"God is not done with America yet," Senator Ted Cruz, R-Texas, said as he announced his candidacy for president at Liberty University on Monday.
Cruz was introduced by Liberty president Jerry Falwell, who said he was proud to have the senator speak at the school. However, he was cautious to note that Liberty University was not endorsing Cruz but merely offering him a platform.
"God bless Liberty University," Cruz said upon arriving onstage. "I am thrilled to join you from the largest Christian university in the world. Today, I want to talk to you about the promise of America," he said before describing his mother's childhood and successes as a woman in America. He then spoke of his father's upbringing in Cuba and eventual escape to America in 1957. more >>
The New York City mayor's office recently announced their plan to allow private pre-kindergarten schools that receive taxpayer funding to have prayer breaks and a flexible calendar schedule.
By the start of next school year, pre-K schools, including religious ones, will be allowed to have time for prayer and religious instruction during the day.
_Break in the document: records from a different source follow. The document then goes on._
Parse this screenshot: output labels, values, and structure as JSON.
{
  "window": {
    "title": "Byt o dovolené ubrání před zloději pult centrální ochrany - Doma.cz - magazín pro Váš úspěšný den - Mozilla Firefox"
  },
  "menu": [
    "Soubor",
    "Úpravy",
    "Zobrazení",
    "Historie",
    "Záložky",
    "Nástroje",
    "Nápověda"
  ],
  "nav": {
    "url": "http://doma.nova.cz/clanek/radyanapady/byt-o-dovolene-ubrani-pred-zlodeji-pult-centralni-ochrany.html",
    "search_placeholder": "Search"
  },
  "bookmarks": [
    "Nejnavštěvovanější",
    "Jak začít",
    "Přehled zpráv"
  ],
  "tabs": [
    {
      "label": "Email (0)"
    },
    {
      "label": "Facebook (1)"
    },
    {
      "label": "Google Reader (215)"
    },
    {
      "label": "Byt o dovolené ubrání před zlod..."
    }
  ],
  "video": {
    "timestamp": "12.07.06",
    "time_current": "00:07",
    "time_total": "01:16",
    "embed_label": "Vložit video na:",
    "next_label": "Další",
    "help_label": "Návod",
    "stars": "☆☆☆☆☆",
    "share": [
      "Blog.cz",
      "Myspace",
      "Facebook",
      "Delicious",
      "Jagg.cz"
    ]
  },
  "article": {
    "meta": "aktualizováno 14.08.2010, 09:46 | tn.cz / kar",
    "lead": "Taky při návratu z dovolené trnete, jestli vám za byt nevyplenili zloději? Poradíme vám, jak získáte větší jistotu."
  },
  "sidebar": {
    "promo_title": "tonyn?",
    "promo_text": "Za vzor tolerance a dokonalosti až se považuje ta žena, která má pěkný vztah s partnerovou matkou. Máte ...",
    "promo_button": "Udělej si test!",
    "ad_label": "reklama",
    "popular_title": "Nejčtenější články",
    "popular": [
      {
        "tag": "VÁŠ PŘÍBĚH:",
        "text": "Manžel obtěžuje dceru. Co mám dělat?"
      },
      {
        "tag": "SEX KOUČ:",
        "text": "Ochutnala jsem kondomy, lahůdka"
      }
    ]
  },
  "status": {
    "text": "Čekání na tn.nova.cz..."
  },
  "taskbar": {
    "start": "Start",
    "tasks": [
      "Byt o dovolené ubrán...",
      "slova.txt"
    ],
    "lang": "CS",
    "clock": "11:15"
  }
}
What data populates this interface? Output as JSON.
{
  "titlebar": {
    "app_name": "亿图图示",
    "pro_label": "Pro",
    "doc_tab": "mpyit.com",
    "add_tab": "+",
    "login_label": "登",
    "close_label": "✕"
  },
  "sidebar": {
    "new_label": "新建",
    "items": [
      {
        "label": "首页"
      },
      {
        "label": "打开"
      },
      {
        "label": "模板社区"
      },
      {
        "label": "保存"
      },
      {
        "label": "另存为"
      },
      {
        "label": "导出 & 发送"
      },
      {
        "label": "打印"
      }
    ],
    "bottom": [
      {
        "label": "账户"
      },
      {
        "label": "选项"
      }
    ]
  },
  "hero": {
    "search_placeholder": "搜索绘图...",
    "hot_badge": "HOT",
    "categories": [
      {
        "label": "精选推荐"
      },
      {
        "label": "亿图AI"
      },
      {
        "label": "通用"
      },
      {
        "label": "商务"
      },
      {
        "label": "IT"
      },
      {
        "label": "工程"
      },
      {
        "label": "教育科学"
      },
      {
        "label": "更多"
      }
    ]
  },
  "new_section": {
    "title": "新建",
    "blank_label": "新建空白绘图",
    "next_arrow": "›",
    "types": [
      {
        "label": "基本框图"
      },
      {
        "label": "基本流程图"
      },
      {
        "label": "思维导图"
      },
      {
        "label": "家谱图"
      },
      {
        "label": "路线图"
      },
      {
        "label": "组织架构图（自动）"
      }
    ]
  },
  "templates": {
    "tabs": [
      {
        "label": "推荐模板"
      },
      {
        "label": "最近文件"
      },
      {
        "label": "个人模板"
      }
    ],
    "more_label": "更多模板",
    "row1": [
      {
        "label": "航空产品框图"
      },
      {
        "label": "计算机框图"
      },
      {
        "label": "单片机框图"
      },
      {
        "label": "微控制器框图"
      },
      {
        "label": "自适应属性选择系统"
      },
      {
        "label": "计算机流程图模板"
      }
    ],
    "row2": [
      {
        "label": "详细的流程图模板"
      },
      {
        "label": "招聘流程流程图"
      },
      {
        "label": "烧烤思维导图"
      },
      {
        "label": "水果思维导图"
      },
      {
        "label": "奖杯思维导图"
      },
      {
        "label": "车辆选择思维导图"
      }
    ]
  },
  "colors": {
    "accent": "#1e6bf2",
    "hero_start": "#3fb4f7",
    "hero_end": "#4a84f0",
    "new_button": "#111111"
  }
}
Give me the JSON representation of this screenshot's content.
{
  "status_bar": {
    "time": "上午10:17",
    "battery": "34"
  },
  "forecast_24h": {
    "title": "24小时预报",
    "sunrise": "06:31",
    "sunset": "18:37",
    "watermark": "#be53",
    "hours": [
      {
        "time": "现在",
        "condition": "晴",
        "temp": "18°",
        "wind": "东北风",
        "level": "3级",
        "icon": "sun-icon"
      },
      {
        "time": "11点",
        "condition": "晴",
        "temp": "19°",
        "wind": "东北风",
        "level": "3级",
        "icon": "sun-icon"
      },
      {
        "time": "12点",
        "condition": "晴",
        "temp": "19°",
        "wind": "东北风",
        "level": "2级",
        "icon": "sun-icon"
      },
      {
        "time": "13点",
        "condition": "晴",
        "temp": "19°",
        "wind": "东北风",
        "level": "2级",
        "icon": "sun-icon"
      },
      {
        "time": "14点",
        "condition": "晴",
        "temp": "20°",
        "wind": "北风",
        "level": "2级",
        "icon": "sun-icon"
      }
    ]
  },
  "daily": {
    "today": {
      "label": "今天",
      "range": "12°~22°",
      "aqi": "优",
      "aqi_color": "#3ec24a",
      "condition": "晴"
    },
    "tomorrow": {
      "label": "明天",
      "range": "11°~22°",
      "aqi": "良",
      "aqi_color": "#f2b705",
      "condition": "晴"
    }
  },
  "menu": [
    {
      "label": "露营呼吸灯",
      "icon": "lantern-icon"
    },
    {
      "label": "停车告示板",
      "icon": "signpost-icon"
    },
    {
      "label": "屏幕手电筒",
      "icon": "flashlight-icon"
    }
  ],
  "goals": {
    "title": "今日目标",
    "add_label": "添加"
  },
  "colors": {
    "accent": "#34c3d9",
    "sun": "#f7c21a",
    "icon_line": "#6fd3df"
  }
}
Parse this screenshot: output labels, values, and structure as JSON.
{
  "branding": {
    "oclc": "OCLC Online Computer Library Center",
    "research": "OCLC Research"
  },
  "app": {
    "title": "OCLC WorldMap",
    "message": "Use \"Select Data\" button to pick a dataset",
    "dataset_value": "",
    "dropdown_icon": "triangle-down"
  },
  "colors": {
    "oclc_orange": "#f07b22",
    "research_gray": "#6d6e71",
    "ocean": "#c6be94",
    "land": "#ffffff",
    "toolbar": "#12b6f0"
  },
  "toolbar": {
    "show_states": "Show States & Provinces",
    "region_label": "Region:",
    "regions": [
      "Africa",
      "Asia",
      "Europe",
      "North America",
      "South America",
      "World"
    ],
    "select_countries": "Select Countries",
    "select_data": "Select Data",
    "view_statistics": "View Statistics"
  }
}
NEW YORK — A former Pakistani parliamentarian advocating for equal treatment for religious minorities back home claims life is sometimes hell for the Islamic Republic's Christian minorities, who are often victimized by blasphemy laws and bear the brunt of public resentment against Western nations like the United States.
"Due to our faith, we are persecuted. People are killing us, people are burning us, and people are putting us in jail. And (the) state (has) failed to protect the rights (of Christians) and (have failed in) their responsibility," said political and human rights activist Pervez Rafique. "The state doesn't have any solid and concrete policy and agenda and plan to protect marginalized and persecuted Christians and other non-Muslims in Pakistan."
Rafique, a former minority member of parliament representing the Pakistan People's Party in Punjab, worked alongside Shahbaz Bhatti, the Christian minorities minister who was assassinated in 2011, as a chief coordinator for All Pakistan Minorities Alliance. At the time of transition prompted by Bhatti's murder, a clash with the former leader's family members forced Rafique and supporters to leave the organization he had served for more than 10 years. Since then, Rafique has helped found another group, with a similar name, the All Pakistan Minorities Alliance-Founders, which in combination with the PAK Christian Fellowship, represents around 25,000 people, he told The Christian Post. more >>
The Liberty Institute is accusing the U.S. Navy of violating federal law when it refused to grant religious accommodation to Navy chaplain, Wes Modder, who is facing potential discharge after complaints were filed over him voicing his Christian beliefs on homosexuality and premarital sex during counseling sessions with sailors.
After the commander of Naval Nuclear Power Training Command, Capt. Jon R. Fahs, sent a Feb. 17 memo to Navy Personnel Command suggesting that Modder be relieved of his duties, removed from the Navy promotion list, and possibly discharged, Modder and his attorneys at the Liberty Institute filed a request asking the Navy to grant Modder religious accommodation during his counseling sessions.
However, the request was denied on Tuesday in a letter sent by Fahs, which rejected the claim that Modder was being targeted because of his religious expression. more >>
Balance and fairness for all, not a war between absolutes, is a more sure way for our pluralistic democracy.
Last week's passage of groundbreaking legislation in Utah that combines protections for religious expression and exercise while also protecting discrimination against LGBT people in housing and employment has sparked a national debate.
While being widely praised as a potential pathway for other states in a years-long and intractable culture war, it has also been criticized by some on the Left and Right, as was the case in a recent opinion column in The Christian Post by Dr. Russell Moore and Andrew Walker titled, "Is Utah's Religious Liberty Bill Good Policy?" more >>
A wedding videographer in Ohio could face legal action after she declined to shoot a lesbian couples' wedding ceremony because it would have conflicted with her biblical understanding that marriage should only be between one man and one woman.
When Jenn Moffitt and her partner Jerra Kincely were searching in February for a videographer to film their wedding, they sent an email inquiry to a local video production company called Next Door Stories in Bexley, Ohio, a town in the Columbus suburbs.